— James Martin, SJ (@JamesMartinSJ) September 19, 2013
Thomas Reese declares, “I have never been prouder to be a Jesuit or prouder of my church or more surprised by the Spirit”:
For Francis, three words sum up the mission of Jesuits today: “Dialogue, discernment, frontier.” On the last point, he quoted Paul VI’s speech about the Jesuits: “Wherever in the church—even in the most difficult and extreme fields, in the crossroads of ideologies, in the social trenches—there has been and is now conversation between the deepest desires of human beings and the perennial message of the Gospel, Jesuits have been and are there.”
Reading this interview gave me greater insight into my Jesuit vocation and into our Jesuit pope. What is clear is that he does not think like a classicist who sees the world in unchanging categories. He is a story teller like Jesus, not a philosopher. He thinks in narrative not philosophical principles. He thinks like a pastor understanding the history of the church but wanting to move with God’s people confidently into the future. He trusts that the Spirit is alive and well in the people of God.
James Martin nods:
Pope Francis is comfortable with gray. In the interview, he speaks out against what he calls a “doctrinal security” and offers a gentle critique of those who “stubbornly try to recover a past that no longer exists.” Pope Francis asks Catholics to move away from a church that “locked itself up in small things, in small-minded rules.” Instead he invites Catholics, and invites the church, into the world of uncertainty, which is where most of us live anyway.
This is the world into which Jesus walked: the real world, in which people experience uncertainty and confront the need to make decisions. It is the milieu of the everyday believer. Jesus entered this world in the first century, and the church must be comfortable in that same world today.
Martin Longman feels odd praising the pontiff:
Pope Francis isn’t changing any doctrine with these kinds of remarks, but he is making a rather clean break with his two most recent predecessors, whose tone and emphasis was much more in tune with the Reaganite Right in this country. … I can’t say for sure how this new pope will influence American politics, but as a liberal I can say that it is a relief not to feel like the Vatican is fighting on behalf of my political opponents anymore. That’s not a comfortable feeling.
K-Lo glosses over the content and praises the tone:
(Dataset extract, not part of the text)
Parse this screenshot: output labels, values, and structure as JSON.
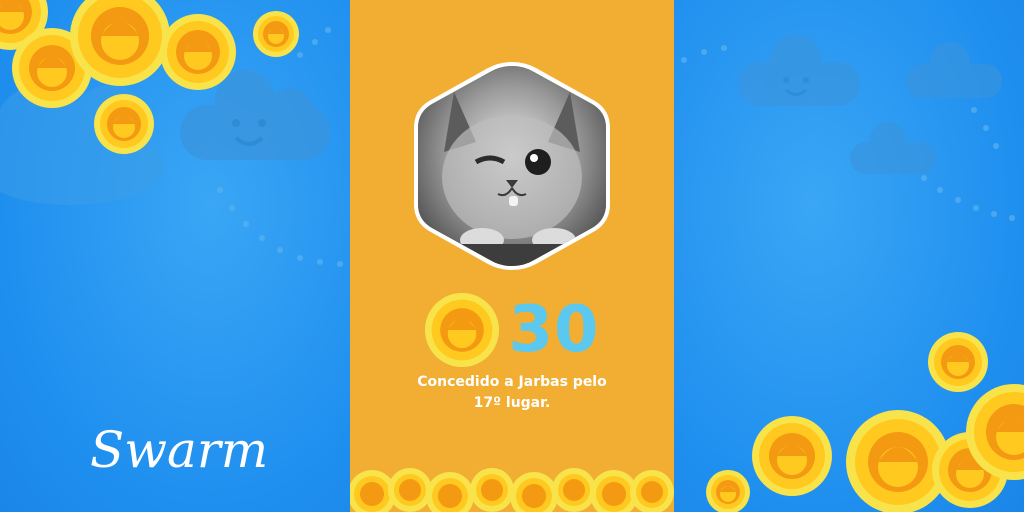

The Francis factor, so to speak, is his focus on opening doors. How will anyone be open to Catholicism if they cannot get past knowledge of some of the prohibitions, without knowledge of the context, without invitation, without a love that compels them radiating from Christians? … That’s very much the Evangelical Catholicism George Weigel talks about, using that same Emmaus-road image, by my quick read. It’s the call of the Catholic to know Christ and make Him known, to set hearts ablaze. In this interview and by his daily witness and words, that’s what this pope is witnessing to, fascinating the world — which may misunderstand at times, as he reproposes some fundamentals and open doors of introduction and renewal.
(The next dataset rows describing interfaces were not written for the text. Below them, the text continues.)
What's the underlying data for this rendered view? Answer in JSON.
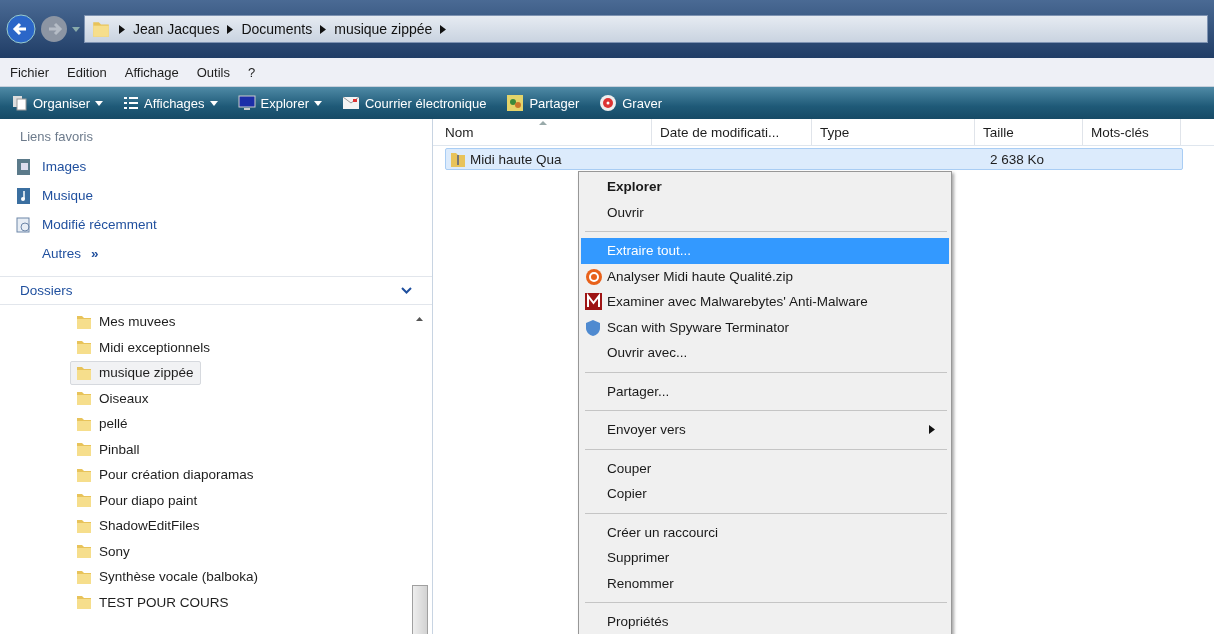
{
  "address_bar": {
    "crumbs": [
      "Jean Jacques",
      "Documents",
      "musique zippée"
    ]
  },
  "menu_bar": [
    "Fichier",
    "Edition",
    "Affichage",
    "Outils",
    "?"
  ],
  "toolbar": [
    {
      "label": "Organiser",
      "has_dropdown": true
    },
    {
      "label": "Affichages",
      "has_dropdown": true
    },
    {
      "label": "Explorer",
      "has_dropdown": true
    },
    {
      "label": "Courrier électronique",
      "has_dropdown": false
    },
    {
      "label": "Partager",
      "has_dropdown": false
    },
    {
      "label": "Graver",
      "has_dropdown": false
    }
  ],
  "favorites": {
    "title": "Liens favoris",
    "items": [
      "Images",
      "Musique",
      "Modifié récemment"
    ],
    "more": "Autres",
    "more_glyph": "»"
  },
  "folders": {
    "title": "Dossiers",
    "items": [
      {
        "label": "Mes muvees",
        "selected": false
      },
      {
        "label": "Midi exceptionnels",
        "selected": false
      },
      {
        "label": "musique zippée",
        "selected": true
      },
      {
        "label": "Oiseaux",
        "selected": false
      },
      {
        "label": "pellé",
        "selected": false
      },
      {
        "label": "Pinball",
        "selected": false
      },
      {
        "label": "Pour création diaporamas",
        "selected": false
      },
      {
        "label": "Pour diapo paint",
        "selected": false
      },
      {
        "label": "ShadowEditFiles",
        "selected": false
      },
      {
        "label": "Sony",
        "selected": false
      },
      {
        "label": "Synthèse vocale (balboka)",
        "selected": false
      },
      {
        "label": "TEST POUR COURS",
        "selected": false
      }
    ]
  },
  "file_list": {
    "columns": [
      "Nom",
      "Date de modificati...",
      "Type",
      "Taille",
      "Mots-clés"
    ],
    "rows": [
      {
        "name": "Midi haute Qua",
        "size": "2 638 Ko",
        "selected": true
      }
    ]
  },
  "context_menu": [
    {
      "kind": "default",
      "label": "Explorer"
    },
    {
      "kind": "plain",
      "label": "Ouvrir"
    },
    {
      "kind": "separator"
    },
    {
      "kind": "plain",
      "label": "Extraire tout...",
      "selected": true
    },
    {
      "kind": "app",
      "label": "Analyser Midi haute Qualité.zip",
      "selected": false
    },
    {
      "kind": "app",
      "label": "Examiner avec Malwarebytes' Anti-Malware",
      "selected": false
    },
    {
      "kind": "app",
      "label": "Scan with Spyware Terminator",
      "selected": false
    },
    {
      "kind": "plain",
      "label": "Ouvrir avec...",
      "selected": false
    },
    {
      "kind": "separator"
    },
    {
      "kind": "plain",
      "label": "Partager...",
      "selected": false
    },
    {
      "kind": "separator"
    },
    {
      "kind": "submenu",
      "label": "Envoyer vers",
      "selected": false
    },
    {
      "kind": "separator"
    },
    {
      "kind": "plain",
      "label": "Couper",
      "selected": false
    },
    {
      "kind": "plain",
      "label": "Copier",
      "selected": false
    },
    {
      "kind": "separator"
    },
    {
      "kind": "plain",
      "label": "Créer un raccourci",
      "selected": false
    },
    {
      "kind": "plain",
      "label": "Supprimer",
      "selected": false
    },
    {
      "kind": "plain",
      "label": "Renommer",
      "selected": false
    },
    {
      "kind": "separator"
    },
    {
      "kind": "plain",
      "label": "Propriétés",
      "selected": false
    }
  ]
}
Damon Linker throws some cold water:
[H]owever much those remarks signal a shift from the rhetorical style of popes John Paul II and Benedict XVI, progressive Catholics need to understand that the change is, and is likely to remain, a matter of words.
Consider what the pope did not say. He didn’t say that homosexual acts are morally permissible. He didn’t say that abortion can be morally acceptable in certain (or any) circumstances. He didn’t say anything to indicate he was interested in revisiting Pope Paul’s 1968 reaffirmation of the church’s ban on artificial contraception. He didn’t imply that he’s interested in revising the church’s strictures against married priests. He certainly didn’t indicate an openness to permitting the ordination of women. The interview contains no sign that the pope is willing to budge on any of the items on the progressive Catholic wish-list of reforms.
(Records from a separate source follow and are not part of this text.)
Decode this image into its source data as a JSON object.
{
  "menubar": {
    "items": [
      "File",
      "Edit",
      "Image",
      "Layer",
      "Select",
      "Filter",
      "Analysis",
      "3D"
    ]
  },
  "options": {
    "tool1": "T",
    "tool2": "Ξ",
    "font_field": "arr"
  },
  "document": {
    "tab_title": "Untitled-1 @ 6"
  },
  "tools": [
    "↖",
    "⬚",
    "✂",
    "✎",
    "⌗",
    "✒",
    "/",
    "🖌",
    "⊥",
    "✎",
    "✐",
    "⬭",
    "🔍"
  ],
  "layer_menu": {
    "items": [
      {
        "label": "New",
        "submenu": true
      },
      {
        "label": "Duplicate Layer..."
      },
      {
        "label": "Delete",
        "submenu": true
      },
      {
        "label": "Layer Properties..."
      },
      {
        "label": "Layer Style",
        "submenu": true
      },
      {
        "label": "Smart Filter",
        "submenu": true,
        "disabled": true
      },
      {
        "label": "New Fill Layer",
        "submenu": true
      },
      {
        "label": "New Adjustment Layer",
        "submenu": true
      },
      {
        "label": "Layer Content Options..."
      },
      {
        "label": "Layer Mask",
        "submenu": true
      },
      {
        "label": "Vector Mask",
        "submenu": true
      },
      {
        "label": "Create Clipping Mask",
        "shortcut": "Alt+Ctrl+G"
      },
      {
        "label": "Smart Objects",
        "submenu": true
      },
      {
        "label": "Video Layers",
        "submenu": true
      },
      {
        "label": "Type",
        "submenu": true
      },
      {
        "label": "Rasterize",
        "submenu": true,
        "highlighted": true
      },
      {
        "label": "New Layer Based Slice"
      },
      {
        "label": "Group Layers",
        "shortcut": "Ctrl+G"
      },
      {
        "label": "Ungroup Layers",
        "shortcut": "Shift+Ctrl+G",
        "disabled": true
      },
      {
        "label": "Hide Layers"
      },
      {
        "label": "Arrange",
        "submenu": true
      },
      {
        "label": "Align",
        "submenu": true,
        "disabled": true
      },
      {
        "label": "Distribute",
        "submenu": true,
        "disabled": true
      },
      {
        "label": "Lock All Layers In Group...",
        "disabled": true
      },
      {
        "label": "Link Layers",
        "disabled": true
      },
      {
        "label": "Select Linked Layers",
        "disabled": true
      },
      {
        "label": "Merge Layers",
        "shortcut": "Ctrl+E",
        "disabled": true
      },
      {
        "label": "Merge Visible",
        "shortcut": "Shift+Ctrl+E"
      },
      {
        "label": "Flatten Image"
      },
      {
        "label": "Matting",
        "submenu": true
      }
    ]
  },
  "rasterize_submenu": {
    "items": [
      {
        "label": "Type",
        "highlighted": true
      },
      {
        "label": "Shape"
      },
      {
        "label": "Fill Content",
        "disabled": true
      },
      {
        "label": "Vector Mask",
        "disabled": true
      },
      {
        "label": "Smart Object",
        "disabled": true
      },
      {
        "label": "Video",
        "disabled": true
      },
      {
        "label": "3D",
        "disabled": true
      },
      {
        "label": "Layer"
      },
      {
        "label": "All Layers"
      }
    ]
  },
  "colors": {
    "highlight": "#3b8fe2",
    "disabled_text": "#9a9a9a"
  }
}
Tim Stanley nods, adding, “Some will see this as rewriting doctrine, especially those who exist outside the Church and have absolutely no intention of ever joining”:
The Pope has called for a rejection of a focus on “issues”. But, ironically, it’ll be liberals obsessed with “issues” who pay attention and embrace his message – all those folks who for years have been campaigning for the Catholic Church to jettison Catholicism and embrace women priests, homosexuality, contraception etc. The folks who loathed Benedict – people who willfully interpreted his words as ultra-conservative and who now interpret Francis’ language and hopefully liberal. In particular, those who loathe the traditional Mass will thrill at his warning that it must not develop into an “ideology”. No it must not. It hasn’t. It never will. Frankly, on this issue, I genuinely don’t know what my Pope is talking about.
That last sentence rings true, doesn’t it?